Left-wing U.S. Jewish organizations have been buoyed by the election of Obama, and according to some Jewish Democrats in Washington, tensions have been worsened by the lessening of right-wing Jews' access to senior White House officials, in contrast to the near-monopoly they had on access to Bush administration officials for the past eight years.

The feuding may have become more personal this week, after left-wing Israel advocacy group "J Street" published an open letter Anti-Defamation League Head Abraham Foxman.

The J Street letter came in a response to a full-page ad taken out by the ADL in the New York Times this week, which said, "The problem isn't settlements, it's Arab rejection."

In the J Street letter, the group's founder Jeremy Ben-Ami refutes Foxman's claims, saying peace "isn't advanced by pointing fingers at either side", and adding that the best route forward is "to get all sides to the table with strong U.S. leadership to figure out how we move together before time runs out on a peaceful resolution to this conflict."

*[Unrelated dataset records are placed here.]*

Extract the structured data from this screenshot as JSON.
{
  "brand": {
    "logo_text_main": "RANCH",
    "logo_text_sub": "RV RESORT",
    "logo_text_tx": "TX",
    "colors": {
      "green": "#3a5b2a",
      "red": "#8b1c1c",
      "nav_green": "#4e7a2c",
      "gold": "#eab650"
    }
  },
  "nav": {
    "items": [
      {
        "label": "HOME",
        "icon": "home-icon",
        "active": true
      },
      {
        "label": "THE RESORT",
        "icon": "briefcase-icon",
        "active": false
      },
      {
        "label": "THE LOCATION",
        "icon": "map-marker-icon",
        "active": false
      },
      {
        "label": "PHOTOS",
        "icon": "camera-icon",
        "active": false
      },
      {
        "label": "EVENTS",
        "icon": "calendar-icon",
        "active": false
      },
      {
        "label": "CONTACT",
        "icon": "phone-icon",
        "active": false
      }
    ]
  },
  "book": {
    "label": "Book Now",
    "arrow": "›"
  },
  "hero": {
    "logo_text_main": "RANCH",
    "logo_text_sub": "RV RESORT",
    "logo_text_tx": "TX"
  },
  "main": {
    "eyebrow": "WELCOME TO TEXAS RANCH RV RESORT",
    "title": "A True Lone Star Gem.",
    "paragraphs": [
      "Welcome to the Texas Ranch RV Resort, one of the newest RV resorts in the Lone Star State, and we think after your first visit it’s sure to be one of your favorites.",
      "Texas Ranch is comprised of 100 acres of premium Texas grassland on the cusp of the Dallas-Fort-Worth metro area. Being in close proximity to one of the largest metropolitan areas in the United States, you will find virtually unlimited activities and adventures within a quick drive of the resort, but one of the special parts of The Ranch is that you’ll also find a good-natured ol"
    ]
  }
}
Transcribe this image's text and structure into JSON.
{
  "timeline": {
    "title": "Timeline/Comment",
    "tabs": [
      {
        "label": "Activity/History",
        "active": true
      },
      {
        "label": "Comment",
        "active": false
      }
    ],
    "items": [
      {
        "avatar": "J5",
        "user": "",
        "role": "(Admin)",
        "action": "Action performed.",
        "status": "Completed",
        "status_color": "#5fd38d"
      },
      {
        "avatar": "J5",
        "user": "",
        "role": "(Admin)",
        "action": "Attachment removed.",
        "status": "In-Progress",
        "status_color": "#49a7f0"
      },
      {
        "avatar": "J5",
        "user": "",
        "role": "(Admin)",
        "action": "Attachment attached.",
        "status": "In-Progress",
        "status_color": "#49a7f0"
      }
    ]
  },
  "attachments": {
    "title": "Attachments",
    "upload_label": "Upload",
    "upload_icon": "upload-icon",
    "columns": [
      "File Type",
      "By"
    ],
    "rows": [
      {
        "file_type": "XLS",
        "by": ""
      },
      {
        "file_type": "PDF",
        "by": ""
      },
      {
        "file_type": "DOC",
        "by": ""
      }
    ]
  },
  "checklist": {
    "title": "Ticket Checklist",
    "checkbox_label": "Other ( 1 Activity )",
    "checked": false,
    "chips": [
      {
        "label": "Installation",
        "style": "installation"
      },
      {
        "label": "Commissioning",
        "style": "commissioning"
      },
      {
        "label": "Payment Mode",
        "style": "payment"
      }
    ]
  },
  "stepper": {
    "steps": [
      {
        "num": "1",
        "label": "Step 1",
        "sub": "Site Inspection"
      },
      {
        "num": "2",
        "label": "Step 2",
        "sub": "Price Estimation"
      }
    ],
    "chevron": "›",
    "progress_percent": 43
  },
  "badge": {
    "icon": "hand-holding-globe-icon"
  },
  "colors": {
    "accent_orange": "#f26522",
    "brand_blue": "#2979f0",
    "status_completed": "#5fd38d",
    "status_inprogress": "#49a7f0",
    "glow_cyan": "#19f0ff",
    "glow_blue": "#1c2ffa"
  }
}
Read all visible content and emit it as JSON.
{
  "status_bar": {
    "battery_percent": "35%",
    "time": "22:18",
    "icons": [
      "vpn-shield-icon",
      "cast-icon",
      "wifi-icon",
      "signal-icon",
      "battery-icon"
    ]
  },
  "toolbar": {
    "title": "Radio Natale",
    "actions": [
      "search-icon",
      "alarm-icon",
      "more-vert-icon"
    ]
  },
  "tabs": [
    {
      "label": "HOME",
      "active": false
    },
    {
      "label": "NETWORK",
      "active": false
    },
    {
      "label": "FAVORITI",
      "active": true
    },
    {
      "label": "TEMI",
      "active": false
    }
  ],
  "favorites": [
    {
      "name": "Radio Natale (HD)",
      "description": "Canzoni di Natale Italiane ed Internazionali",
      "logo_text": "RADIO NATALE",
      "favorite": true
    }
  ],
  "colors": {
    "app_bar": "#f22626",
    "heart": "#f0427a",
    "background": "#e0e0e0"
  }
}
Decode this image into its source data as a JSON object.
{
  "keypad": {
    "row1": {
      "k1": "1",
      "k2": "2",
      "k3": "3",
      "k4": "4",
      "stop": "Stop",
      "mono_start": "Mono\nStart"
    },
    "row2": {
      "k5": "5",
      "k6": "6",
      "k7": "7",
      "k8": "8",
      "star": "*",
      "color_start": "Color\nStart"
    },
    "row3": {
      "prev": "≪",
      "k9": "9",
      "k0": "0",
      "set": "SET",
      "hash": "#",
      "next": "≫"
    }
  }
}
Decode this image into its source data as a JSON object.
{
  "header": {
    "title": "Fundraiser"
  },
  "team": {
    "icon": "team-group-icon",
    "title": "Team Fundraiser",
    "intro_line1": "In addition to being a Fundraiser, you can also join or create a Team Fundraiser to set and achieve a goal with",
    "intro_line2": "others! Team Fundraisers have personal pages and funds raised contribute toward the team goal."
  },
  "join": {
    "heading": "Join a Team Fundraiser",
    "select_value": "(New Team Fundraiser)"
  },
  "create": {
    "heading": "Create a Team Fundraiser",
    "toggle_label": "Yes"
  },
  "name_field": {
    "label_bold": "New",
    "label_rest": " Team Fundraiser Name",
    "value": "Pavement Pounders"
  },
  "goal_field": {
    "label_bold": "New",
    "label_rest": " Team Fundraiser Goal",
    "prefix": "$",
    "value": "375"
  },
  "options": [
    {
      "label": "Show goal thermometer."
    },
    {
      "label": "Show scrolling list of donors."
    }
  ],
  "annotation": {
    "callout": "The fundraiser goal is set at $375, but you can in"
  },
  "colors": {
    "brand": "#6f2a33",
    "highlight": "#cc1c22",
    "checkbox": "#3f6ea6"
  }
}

In comments Foxman made to Haaretz this week, he repeated his contention that settlements are not the main issue central to a peace plan, saying "everybody understands that the American government whatever the administration, has never been happy about settlements, nor with the annexation of Jerusalem, but it's all a question of how much focus they on the issue, how much public attention they give it."

Foxman also called on the Obama administration to avoid focusing too much on demanding measures from Israel, saying "first of all, they have to stop the overkill. Every opportunity that they have to bash Israel they do."

"J Street is really pleased to engage in a substantive discussion with Abe Foxman and the ADL - as friends of Israel - around U.S. policy in the Middle East," Ben-Ami said in response to media inquiries. "Jewish Americans who care about Israel do differ on how best to advance U.S. and Israeli interests, and it is healthy for us to model how a productive conversation, not a war of words, can be held on this sensitive topic."